This is a growing sector so newcomers can develop their skills to make them employable in the longer term. While there is no substitute for years of experience, many employers will be willing to overlook a lack of experience when the candidate demonstrates important transferable skills, soft skills such as problem-solving skills, or a commitment to learning and professional development.

Business analysts and project managers should be diplomatic with good communication skills. You should also understand the benefits of automation. Often times, this job involves learning to automate certain areas of an employee’s work, which can make people fear that their role will become obsolete. A good business analyst or project manager will be able to get all the information they need about a given role while explaining how automation makes their job easier and more fulfilling.

Developers should consider specializing in complementary technologies such as cloud computing. As Microsoft’s Azure suite shows, the cloud can act as an entry point into the world of automation.
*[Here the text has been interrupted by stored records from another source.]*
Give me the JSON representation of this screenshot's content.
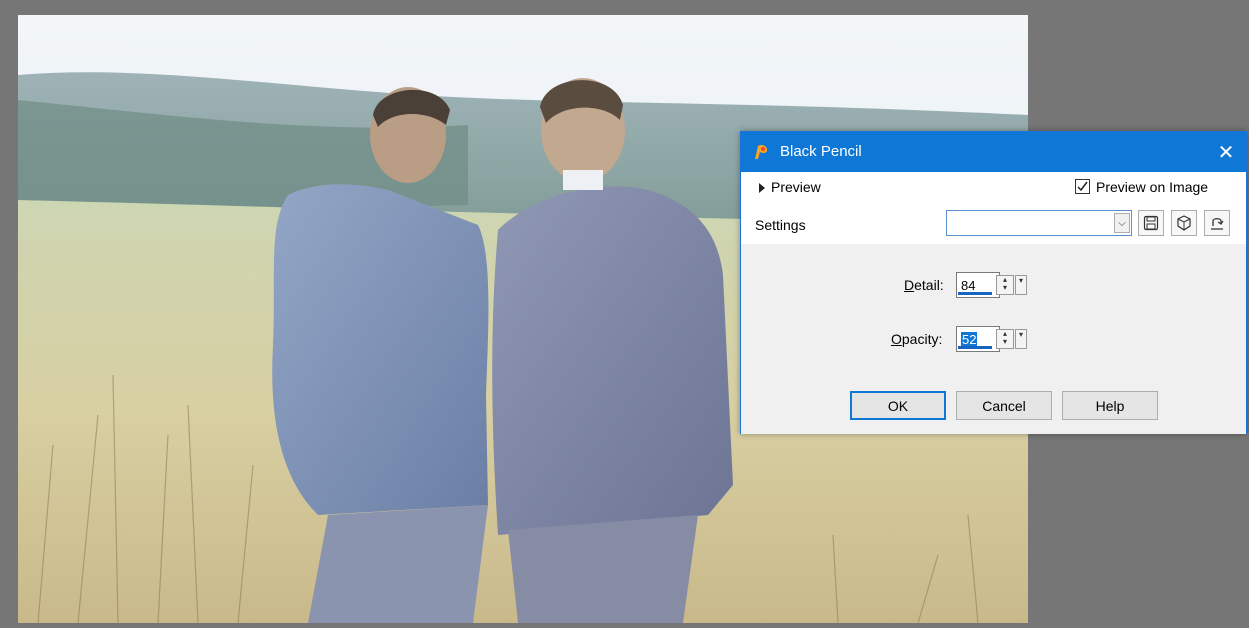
{
  "dialog": {
    "title": "Black Pencil",
    "close_glyph": "✕",
    "preview_label": "Preview",
    "preview_on_image_label": "Preview on Image",
    "preview_on_image_checked": true,
    "settings_label": "Settings",
    "settings_value": "",
    "detail": {
      "label_mnemonic": "D",
      "label_rest": "etail:",
      "value": "84"
    },
    "opacity": {
      "label_mnemonic": "O",
      "label_rest": "pacity:",
      "value": "52"
    },
    "buttons": {
      "ok": "OK",
      "cancel": "Cancel",
      "help": "Help"
    },
    "icons": [
      "save-preset-icon",
      "resource-icon",
      "reset-icon"
    ]
  },
  "colors": {
    "titlebar": "#0f78d6",
    "workspace": "#767676",
    "dialog_body": "#f0f0f0"
  }
}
So any knowledge of cloud technology will help you understand how automation can work.

Potential candidates could sign up for online training courses from companies such as UiPath, Blue Prism, or Automation Anywhere. These companies are leaders in AI, RPA, and automation, and UiPath and Automation Anywhere currently offer free training that is recognized by most companies with an interest in the field.

In such a fast-paced industry, however, it is important to brush up on your skills and qualifications even after you have started your career.

Automation is the future

Automation, AI and RPA will change the job market in the next few years. However, there are still fears about the impact automation could have on traditional workplaces, and automation leaders around the world are calling for automated services to be introduced ethically.

For example, companies might initially use automation to get rid of the more repetitive tasks that don’t require a lot of human engagement.

It’s not about taking people out of the equation; it’s about getting the robot out of humans and freeing the intellect. This takes the drudgery out of work and leaves people free to build relationships and be more creative.

Automation, AI, and RPA can increase efficiency, reduce costs, and minimize churn. But there will always be a role for human interaction – regardless of whether it is about “managing” your digital workforce as an automation specialist or interacting with customers, colleagues and suppliers.

The workplace will inevitably see a shift towards intelligent automation, and the most sought-after jobs will change over time, but the sector will remain.

By Tim Olsen

Tim Olsen is director of intelligent automation at Hays Technology.

July 28, 2021